(Last Updated on : 06/06/2013)
is a unique health care system that insists on a proper lifestyle in order to maintain perfect equilibrium and harmony in the human body. The scope of Ayurveda extends from the most sublime spiritual values to the most concrete material manifestations.
The Ayurvedic practitioners believe that life is the product of an intricate functional coordination between the soul (Atma), the mind (Mana), the senses (Indriya) and the body (Sharira). These are associated with the five panchamahabhootas or the five supreme powers that constitute the body structure of each individual, called prakriti. The proper functioning of the prakriti depends upon a balance between the three physical energies - Vata
and the three energies of the mind - Satwa, Rajas, Tamas.
Human beings have the tendency to give prime importance to the physical body, which is evident before the eyes. But bounded by the physical structure and yet boundless in its action is the mind, which regulates our thought processes and also enables us to perform our daily activities such as respiration, digestion, circulation and elimination. The mind and the body assisted by the senses, which act as information gatherers, together work in unison to maintain our physiological structure.
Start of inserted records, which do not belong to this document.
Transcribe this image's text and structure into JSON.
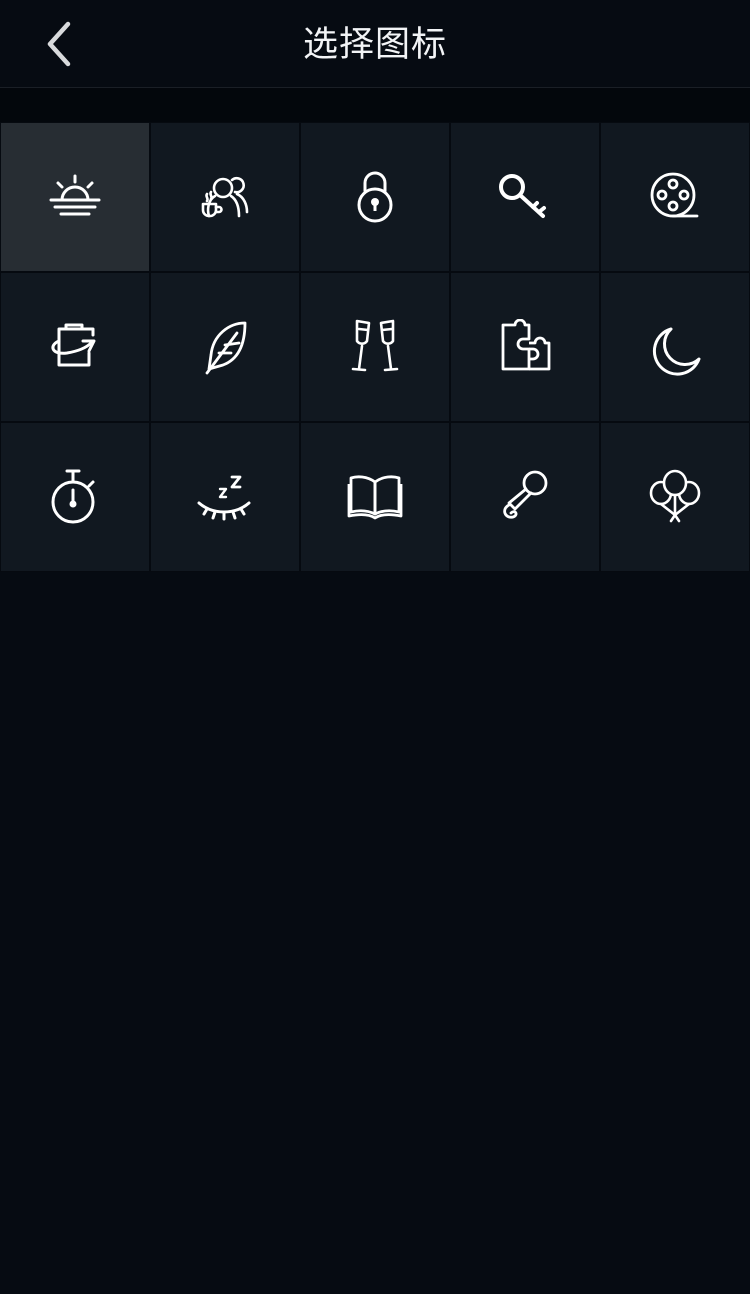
{
  "header": {
    "title": "选择图标",
    "back_icon": "chevron-left-icon"
  },
  "icons": [
    {
      "name": "sunrise-icon",
      "selected": true
    },
    {
      "name": "coffee-people-icon",
      "selected": false
    },
    {
      "name": "padlock-icon",
      "selected": false
    },
    {
      "name": "key-icon",
      "selected": false
    },
    {
      "name": "film-reel-icon",
      "selected": false
    },
    {
      "name": "cup-arrow-icon",
      "selected": false
    },
    {
      "name": "feather-icon",
      "selected": false
    },
    {
      "name": "champagne-glasses-icon",
      "selected": false
    },
    {
      "name": "puzzle-icon",
      "selected": false
    },
    {
      "name": "moon-icon",
      "selected": false
    },
    {
      "name": "stopwatch-icon",
      "selected": false
    },
    {
      "name": "sleep-eye-icon",
      "selected": false
    },
    {
      "name": "open-book-icon",
      "selected": false
    },
    {
      "name": "microphone-icon",
      "selected": false
    },
    {
      "name": "balloons-icon",
      "selected": false
    }
  ],
  "colors": {
    "background": "#060b12",
    "cell": "#111820",
    "cell_selected": "#272d33",
    "icon_stroke": "#ffffff",
    "title": "#f2f4f6"
  }
}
Through centuries of keen observation, ancient ayurvedic practitioners were able to find out considerable links between celestial movements and human behaviour. They concluded that the mind is in fact a microcosm of the entire universe. On the basis of this Ayurveda defines three fundamental 'gunas' or qualities that manipulate everything that happens in the universe at a greater level and the human mind at a smaller level. These three gunas namely, Satwa, Rajas and Tamas have the potential to harmonise as well as destroy our lives. Just as the three doshas determine the body type, the three qualities of the mind regulate a person's character, conviction and perception. According to Ayurveda, the psychological constitution of the mind of human beings is dependant upon the comparative dominance of the three gunas.
is the finest of all the gunas of the mind and is symbolised by the elephant (which is strong, gentle, intelligent and a vegetarian). In the universe it is responsible for creation. Within the human mind, satwa is concerned with the capability of visualizing clearly, thinking rightly and logically, doing good deeds and acting properly without violating the laws of nature. In short, it stimulates the senses and is responsible for the perception of knowledge. Satwa guna is characterized by awareness, delightness, lightness and lucidity. Persons with dominance of satwa guna in their mental constitution are noble, spiritual, pure and free from trouble and are not easily disturbed in life. These people are usually vegetarian. In fact, satwa is the ideal state of the mind.
, the most active of the gunas of the mind, are associated with motion and stimulation and is symbolised by the tiger (which preys on other animals and is fierce, aggressive, restless and strong). In the universe, this guna is concerned with Maintenance and Nurturing of everything that has been created. The Rajasic guna enables human beings to realise their dreams, to be motivated and to move into action. But an unnecessary abundance of this guna makes a person's mind restless and anxious. All wants, wishes, ambitions as well as mental discrepancies are a result of the effects of rajas guna.
is in fact the ability of the mind to finish or complete what Satwa and Rajas created. According to the Ayurvedic concept the jackal (which is cunning, fearful, lazy and survives on food left uneaten by other animals) symbolises the tamasic mind. With respect to the Universe, Tamas stands for Destruction. Tamas Guna characterizes heaviness, produces disturbances in the thought process and other activities of the mind. Hallucinations, apathy, sleepiness, laziness and drowsiness are stimulated by this guna. While some may consider Tamas to be a harmful guna, ayurvedic philosophy says Tamas has its own positive role to play in the entire process of life. This guna aims to free us from what is old and lifeless and we are instigated to move towards what is alive and fresh.
Just as combinations of the three doshas exist for the body, the mind exhibits combinations of satwa, rajas, and tamas. Individuals whose minds are satwic and rajasic are keen on improving themselves through spiritual and holistic measures. The mind with a combination of rajas and tamas tends to overcome lethargy through work and extends to overcome lethargy through work and exercise. The balance of Rajas and Tamas, can be disturbed by stress and desires like irshya (venom), kama (lust), lobha (greed & avarice), bhaya (fear), moha (hallucination), chinta (anxiety & concern) and krodha (anger). Spiritual realisation and attainment of purity and peace helps in the development of satwa, the ideal state of the mind.
Summarily, one can say that our mental personality is determined by the dominance of one or more gunas in our mind. Asthanga Ayurveda
|suggests various methods by which we can increase the guna of our choice or blend the gunas in equal measures to attain a balanced personality. But our aim should be to attain satwa, the highest condition of the mind that chooses those thoughts and actions, which promote joy.